→ **Goal of the exercise**:
Spot each line in the data below containing "this" and copy it.

- Opening Delimiter -

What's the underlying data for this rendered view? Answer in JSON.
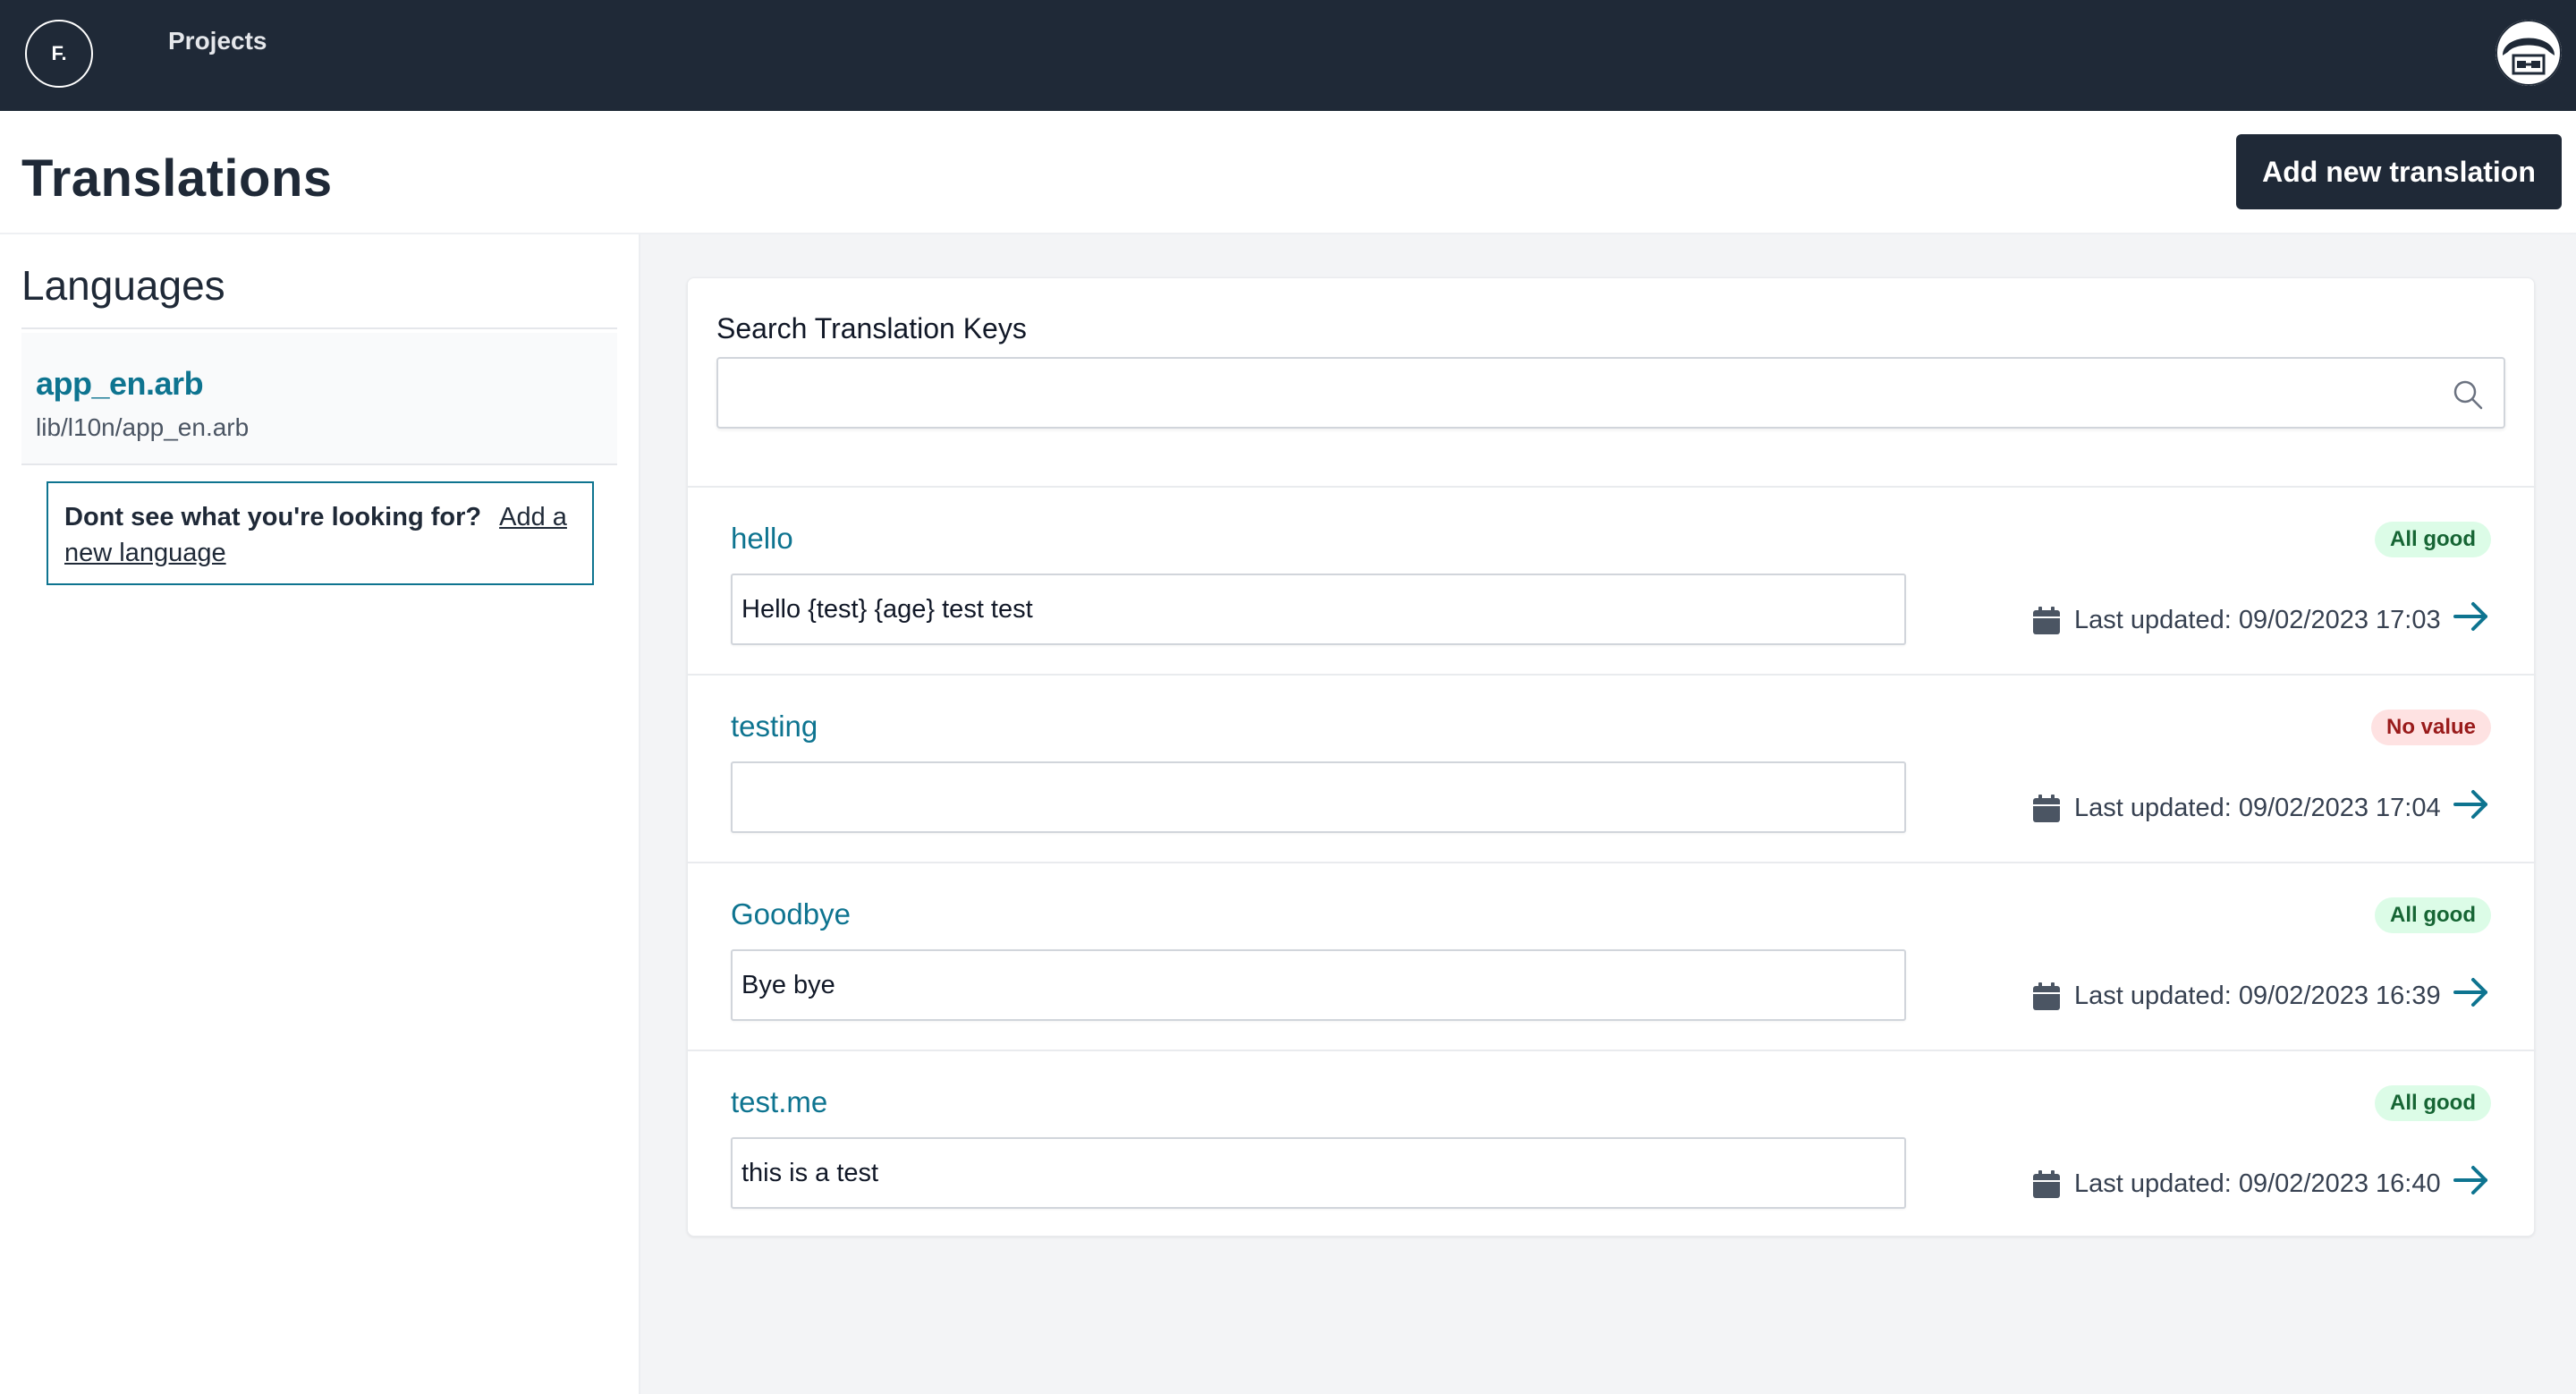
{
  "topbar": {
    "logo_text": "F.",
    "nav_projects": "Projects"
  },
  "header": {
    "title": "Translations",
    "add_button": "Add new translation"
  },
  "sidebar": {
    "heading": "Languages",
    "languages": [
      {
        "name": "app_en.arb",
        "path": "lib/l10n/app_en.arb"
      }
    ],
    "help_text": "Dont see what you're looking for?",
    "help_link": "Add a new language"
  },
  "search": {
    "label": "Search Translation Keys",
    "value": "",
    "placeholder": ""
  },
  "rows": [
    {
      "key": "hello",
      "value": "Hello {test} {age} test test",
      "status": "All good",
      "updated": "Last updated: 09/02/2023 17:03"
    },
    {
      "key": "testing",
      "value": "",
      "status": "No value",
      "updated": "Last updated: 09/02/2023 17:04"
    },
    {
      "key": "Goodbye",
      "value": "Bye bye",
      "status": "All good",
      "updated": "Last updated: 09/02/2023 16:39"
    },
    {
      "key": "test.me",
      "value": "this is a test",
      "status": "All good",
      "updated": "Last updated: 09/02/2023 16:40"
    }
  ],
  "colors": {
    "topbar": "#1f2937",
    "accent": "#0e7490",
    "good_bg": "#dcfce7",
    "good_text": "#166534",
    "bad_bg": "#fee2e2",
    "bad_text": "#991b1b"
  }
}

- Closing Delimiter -

→ **Output**:
What's the underlying data for this rendered view? Answer in JSON.
      "value": "this is a test",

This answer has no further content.